[Saved data entries]
◆ ◆ ◆

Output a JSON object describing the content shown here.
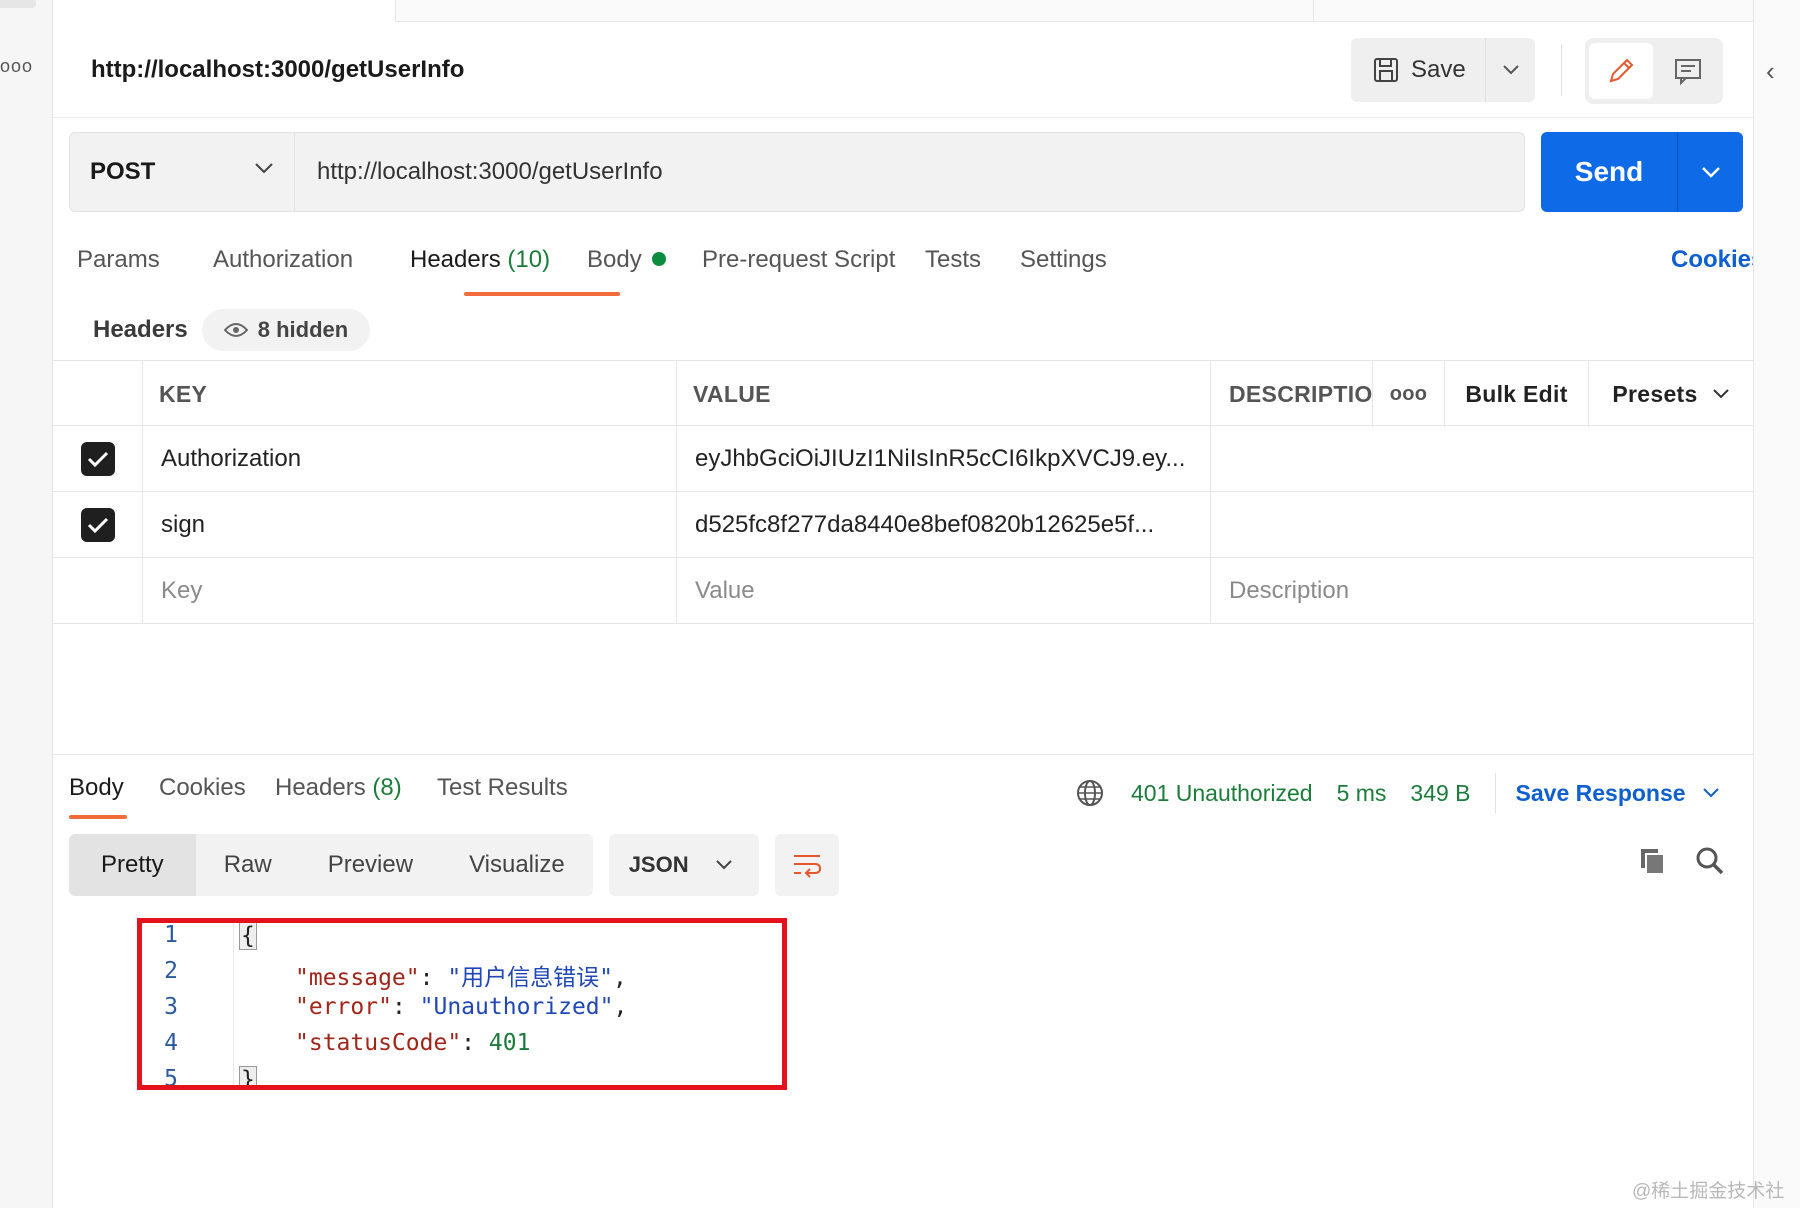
{
  "request": {
    "title": "http://localhost:3000/getUserInfo",
    "save_label": "Save",
    "method": "POST",
    "url": "http://localhost:3000/getUserInfo",
    "send_label": "Send"
  },
  "request_tabs": {
    "params": "Params",
    "authorization": "Authorization",
    "headers": "Headers",
    "headers_count": "(10)",
    "body": "Body",
    "prerequest": "Pre-request Script",
    "tests": "Tests",
    "settings": "Settings",
    "cookies": "Cookies",
    "active": "Headers"
  },
  "headers_panel": {
    "label": "Headers",
    "hidden_label": "8 hidden",
    "columns": {
      "key": "KEY",
      "value": "VALUE",
      "description": "DESCRIPTIO",
      "more": "ooo",
      "bulk_edit": "Bulk Edit",
      "presets": "Presets"
    },
    "rows": [
      {
        "checked": true,
        "key": "Authorization",
        "value": "eyJhbGciOiJIUzI1NiIsInR5cCI6IkpXVCJ9.ey...",
        "description": ""
      },
      {
        "checked": true,
        "key": "sign",
        "value": "d525fc8f277da8440e8bef0820b12625e5f...",
        "description": ""
      }
    ],
    "placeholders": {
      "key": "Key",
      "value": "Value",
      "description": "Description"
    }
  },
  "response": {
    "tabs": {
      "body": "Body",
      "cookies": "Cookies",
      "headers": "Headers",
      "headers_count": "(8)",
      "test_results": "Test Results"
    },
    "status": "401 Unauthorized",
    "time": "5 ms",
    "size": "349 B",
    "save_response": "Save Response",
    "views": {
      "pretty": "Pretty",
      "raw": "Raw",
      "preview": "Preview",
      "visualize": "Visualize"
    },
    "format": "JSON",
    "code_lines": {
      "l1": "1",
      "l2": "2",
      "l3": "3",
      "l4": "4",
      "l5": "5",
      "open_brace": "{",
      "close_brace": "}",
      "message_key": "\"message\"",
      "message_val": "\"用户信息错误\"",
      "error_key": "\"error\"",
      "error_val": "\"Unauthorized\"",
      "status_key": "\"statusCode\"",
      "status_val": "401"
    }
  },
  "watermark": "@稀土掘金技术社区",
  "colors": {
    "send_blue": "#0f6ae8",
    "link_blue": "#0f5fcf",
    "active_tab_orange": "#f26b3a",
    "status_green": "#1c7d3a",
    "highlight_red": "#e3121b"
  }
}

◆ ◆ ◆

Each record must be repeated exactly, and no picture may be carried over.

Solved exercise:
Output a JSON object describing the content shown here.
{
  "request": {
    "title": "http://localhost:3000/getUserInfo",
    "save_label": "Save",
    "method": "POST",
    "url": "http://localhost:3000/getUserInfo",
    "send_label": "Send"
  },
  "request_tabs": {
    "params": "Params",
    "authorization": "Authorization",
    "headers": "Headers",
    "headers_count": "(10)",
    "body": "Body",
    "prerequest": "Pre-request Script",
    "tests": "Tests",
    "settings": "Settings",
    "cookies": "Cookies",
    "active": "Headers"
  },
  "headers_panel": {
    "label": "Headers",
    "hidden_label": "8 hidden",
    "columns": {
      "key": "KEY",
      "value": "VALUE",
      "description": "DESCRIPTIO",
      "more": "ooo",
      "bulk_edit": "Bulk Edit",
      "presets": "Presets"
    },
    "rows": [
      {
        "checked": true,
        "key": "Authorization",
        "value": "eyJhbGciOiJIUzI1NiIsInR5cCI6IkpXVCJ9.ey...",
        "description": ""
      },
      {
        "checked": true,
        "key": "sign",
        "value": "d525fc8f277da8440e8bef0820b12625e5f...",
        "description": ""
      }
    ],
    "placeholders": {
      "key": "Key",
      "value": "Value",
      "description": "Description"
    }
  },
  "response": {
    "tabs": {
      "body": "Body",
      "cookies": "Cookies",
      "headers": "Headers",
      "headers_count": "(8)",
      "test_results": "Test Results"
    },
    "status": "401 Unauthorized",
    "time": "5 ms",
    "size": "349 B",
    "save_response": "Save Response",
    "views": {
      "pretty": "Pretty",
      "raw": "Raw",
      "preview": "Preview",
      "visualize": "Visualize"
    },
    "format": "JSON",
    "code_lines": {
      "l1": "1",
      "l2": "2",
      "l3": "3",
      "l4": "4",
      "l5": "5",
      "open_brace": "{",
      "close_brace": "}",
      "message_key": "\"message\"",
      "message_val": "\"用户信息错误\"",
      "error_key": "\"error\"",
      "error_val": "\"Unauthorized\"",
      "status_key": "\"statusCode\"",
      "status_val": "401"
    }
  },
  "watermark": "@稀土掘金技术社区",
  "colors": {
    "send_blue": "#0f6ae8",
    "link_blue": "#0f5fcf",
    "active_tab_orange": "#f26b3a",
    "status_green": "#1c7d3a",
    "highlight_red": "#e3121b"
  }
}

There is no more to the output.